_TASK GOAL_. You are to retype all of the data exactly as it appears.

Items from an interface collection
+ + + + + + +

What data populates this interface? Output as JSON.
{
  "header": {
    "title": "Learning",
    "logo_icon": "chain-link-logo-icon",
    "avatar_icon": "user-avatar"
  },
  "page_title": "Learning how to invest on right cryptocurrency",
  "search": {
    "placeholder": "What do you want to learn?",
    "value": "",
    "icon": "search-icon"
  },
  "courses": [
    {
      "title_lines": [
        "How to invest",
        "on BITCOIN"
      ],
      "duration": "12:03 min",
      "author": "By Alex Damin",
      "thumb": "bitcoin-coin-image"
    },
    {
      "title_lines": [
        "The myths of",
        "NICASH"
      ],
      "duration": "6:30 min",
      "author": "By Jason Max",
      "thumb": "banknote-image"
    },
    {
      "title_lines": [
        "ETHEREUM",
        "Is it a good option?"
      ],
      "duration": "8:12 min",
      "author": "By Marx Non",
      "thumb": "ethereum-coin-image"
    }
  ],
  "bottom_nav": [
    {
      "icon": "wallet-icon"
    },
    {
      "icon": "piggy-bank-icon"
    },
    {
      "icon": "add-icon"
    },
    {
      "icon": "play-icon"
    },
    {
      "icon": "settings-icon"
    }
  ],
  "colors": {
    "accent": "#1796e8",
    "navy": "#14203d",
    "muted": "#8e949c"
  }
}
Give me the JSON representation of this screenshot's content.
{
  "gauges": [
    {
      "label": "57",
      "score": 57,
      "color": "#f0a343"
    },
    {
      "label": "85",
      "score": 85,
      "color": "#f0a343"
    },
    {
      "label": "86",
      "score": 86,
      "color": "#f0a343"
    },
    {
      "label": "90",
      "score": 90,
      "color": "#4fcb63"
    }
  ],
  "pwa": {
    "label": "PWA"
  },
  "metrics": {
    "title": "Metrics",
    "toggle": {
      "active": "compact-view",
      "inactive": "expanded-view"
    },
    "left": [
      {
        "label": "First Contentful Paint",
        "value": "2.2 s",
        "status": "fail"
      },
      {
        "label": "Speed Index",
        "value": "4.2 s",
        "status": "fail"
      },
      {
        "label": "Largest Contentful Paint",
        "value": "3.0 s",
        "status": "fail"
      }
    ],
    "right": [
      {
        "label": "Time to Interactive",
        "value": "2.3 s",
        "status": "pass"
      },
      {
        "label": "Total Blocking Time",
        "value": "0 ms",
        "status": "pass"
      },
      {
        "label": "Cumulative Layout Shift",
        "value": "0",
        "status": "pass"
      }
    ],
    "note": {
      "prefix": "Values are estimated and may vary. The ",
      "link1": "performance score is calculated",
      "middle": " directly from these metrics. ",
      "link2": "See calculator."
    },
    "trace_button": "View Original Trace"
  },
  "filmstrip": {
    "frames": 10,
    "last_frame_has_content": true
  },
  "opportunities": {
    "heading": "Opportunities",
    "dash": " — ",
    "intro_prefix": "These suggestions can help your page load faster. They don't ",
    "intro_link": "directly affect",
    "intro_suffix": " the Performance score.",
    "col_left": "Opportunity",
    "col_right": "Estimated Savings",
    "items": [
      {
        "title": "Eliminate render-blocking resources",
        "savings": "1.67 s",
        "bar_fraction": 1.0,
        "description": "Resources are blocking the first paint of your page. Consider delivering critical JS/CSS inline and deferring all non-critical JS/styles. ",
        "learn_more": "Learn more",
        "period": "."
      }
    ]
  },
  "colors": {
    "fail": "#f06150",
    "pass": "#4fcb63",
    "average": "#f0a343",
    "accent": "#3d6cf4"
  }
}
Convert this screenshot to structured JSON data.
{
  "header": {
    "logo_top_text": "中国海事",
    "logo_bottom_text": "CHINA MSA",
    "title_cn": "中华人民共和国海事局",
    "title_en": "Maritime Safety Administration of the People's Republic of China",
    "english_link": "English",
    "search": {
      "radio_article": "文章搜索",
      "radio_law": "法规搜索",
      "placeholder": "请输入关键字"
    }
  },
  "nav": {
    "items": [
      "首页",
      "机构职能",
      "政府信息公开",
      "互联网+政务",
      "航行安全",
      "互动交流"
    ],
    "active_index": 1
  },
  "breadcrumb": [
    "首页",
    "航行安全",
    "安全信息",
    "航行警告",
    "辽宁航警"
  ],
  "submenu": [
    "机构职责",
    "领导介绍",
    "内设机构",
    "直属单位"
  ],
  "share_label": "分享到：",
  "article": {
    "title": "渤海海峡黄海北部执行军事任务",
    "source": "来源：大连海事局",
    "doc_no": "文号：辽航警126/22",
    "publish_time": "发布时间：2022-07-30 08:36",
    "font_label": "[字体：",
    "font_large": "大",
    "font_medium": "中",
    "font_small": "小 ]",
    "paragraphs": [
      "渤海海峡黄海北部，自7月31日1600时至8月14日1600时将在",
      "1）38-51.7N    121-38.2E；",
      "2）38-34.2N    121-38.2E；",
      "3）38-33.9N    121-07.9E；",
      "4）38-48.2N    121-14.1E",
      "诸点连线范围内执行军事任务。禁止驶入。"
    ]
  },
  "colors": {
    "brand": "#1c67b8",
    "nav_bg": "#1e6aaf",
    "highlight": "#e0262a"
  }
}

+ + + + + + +

_EXERCISE ANSWER_.
What data populates this interface? Output as JSON.
{
  "header": {
    "title": "Learning",
    "logo_icon": "chain-link-logo-icon",
    "avatar_icon": "user-avatar"
  },
  "page_title": "Learning how to invest on right cryptocurrency",
  "search": {
    "placeholder": "What do you want to learn?",
    "value": "",
    "icon": "search-icon"
  },
  "courses": [
    {
      "title_lines": [
        "How to invest",
        "on BITCOIN"
      ],
      "duration": "12:03 min",
      "author": "By Alex Damin",
      "thumb": "bitcoin-coin-image"
    },
    {
      "title_lines": [
        "The myths of",
        "NICASH"
      ],
      "duration": "6:30 min",
      "author": "By Jason Max",
      "thumb": "banknote-image"
    },
    {
      "title_lines": [
        "ETHEREUM",
        "Is it a good option?"
      ],
      "duration": "8:12 min",
      "author": "By Marx Non",
      "thumb": "ethereum-coin-image"
    }
  ],
  "bottom_nav": [
    {
      "icon": "wallet-icon"
    },
    {
      "icon": "piggy-bank-icon"
    },
    {
      "icon": "add-icon"
    },
    {
      "icon": "play-icon"
    },
    {
      "icon": "settings-icon"
    }
  ],
  "colors": {
    "accent": "#1796e8",
    "navy": "#14203d",
    "muted": "#8e949c"
  }
}
Give me the JSON representation of this screenshot's content.
{
  "gauges": [
    {
      "label": "57",
      "score": 57,
      "color": "#f0a343"
    },
    {
      "label": "85",
      "score": 85,
      "color": "#f0a343"
    },
    {
      "label": "86",
      "score": 86,
      "color": "#f0a343"
    },
    {
      "label": "90",
      "score": 90,
      "color": "#4fcb63"
    }
  ],
  "pwa": {
    "label": "PWA"
  },
  "metrics": {
    "title": "Metrics",
    "toggle": {
      "active": "compact-view",
      "inactive": "expanded-view"
    },
    "left": [
      {
        "label": "First Contentful Paint",
        "value": "2.2 s",
        "status": "fail"
      },
      {
        "label": "Speed Index",
        "value": "4.2 s",
        "status": "fail"
      },
      {
        "label": "Largest Contentful Paint",
        "value": "3.0 s",
        "status": "fail"
      }
    ],
    "right": [
      {
        "label": "Time to Interactive",
        "value": "2.3 s",
        "status": "pass"
      },
      {
        "label": "Total Blocking Time",
        "value": "0 ms",
        "status": "pass"
      },
      {
        "label": "Cumulative Layout Shift",
        "value": "0",
        "status": "pass"
      }
    ],
    "note": {
      "prefix": "Values are estimated and may vary. The ",
      "link1": "performance score is calculated",
      "middle": " directly from these metrics. ",
      "link2": "See calculator."
    },
    "trace_button": "View Original Trace"
  },
  "filmstrip": {
    "frames": 10,
    "last_frame_has_content": true
  },
  "opportunities": {
    "heading": "Opportunities",
    "dash": " — ",
    "intro_prefix": "These suggestions can help your page load faster. They don't ",
    "intro_link": "directly affect",
    "intro_suffix": " the Performance score.",
    "col_left": "Opportunity",
    "col_right": "Estimated Savings",
    "items": [
      {
        "title": "Eliminate render-blocking resources",
        "savings": "1.67 s",
        "bar_fraction": 1.0,
        "description": "Resources are blocking the first paint of your page. Consider delivering critical JS/CSS inline and deferring all non-critical JS/styles. ",
        "learn_more": "Learn more",
        "period": "."
      }
    ]
  },
  "colors": {
    "fail": "#f06150",
    "pass": "#4fcb63",
    "average": "#f0a343",
    "accent": "#3d6cf4"
  }
}
Convert this screenshot to structured JSON data.
{
  "header": {
    "logo_top_text": "中国海事",
    "logo_bottom_text": "CHINA MSA",
    "title_cn": "中华人民共和国海事局",
    "title_en": "Maritime Safety Administration of the People's Republic of China",
    "english_link": "English",
    "search": {
      "radio_article": "文章搜索",
      "radio_law": "法规搜索",
      "placeholder": "请输入关键字"
    }
  },
  "nav": {
    "items": [
      "首页",
      "机构职能",
      "政府信息公开",
      "互联网+政务",
      "航行安全",
      "互动交流"
    ],
    "active_index": 1
  },
  "breadcrumb": [
    "首页",
    "航行安全",
    "安全信息",
    "航行警告",
    "辽宁航警"
  ],
  "submenu": [
    "机构职责",
    "领导介绍",
    "内设机构",
    "直属单位"
  ],
  "share_label": "分享到：",
  "article": {
    "title": "渤海海峡黄海北部执行军事任务",
    "source": "来源：大连海事局",
    "doc_no": "文号：辽航警126/22",
    "publish_time": "发布时间：2022-07-30 08:36",
    "font_label": "[字体：",
    "font_large": "大",
    "font_medium": "中",
    "font_small": "小 ]",
    "paragraphs": [
      "渤海海峡黄海北部，自7月31日1600时至8月14日1600时将在",
      "1）38-51.7N    121-38.2E；",
      "2）38-34.2N    121-38.2E；",
      "3）38-33.9N    121-07.9E；",
      "4）38-48.2N    121-14.1E",
      "诸点连线范围内执行军事任务。禁止驶入。"
    ]
  },
  "colors": {
    "brand": "#1c67b8",
    "nav_bg": "#1e6aaf",
    "highlight": "#e0262a"
  }
}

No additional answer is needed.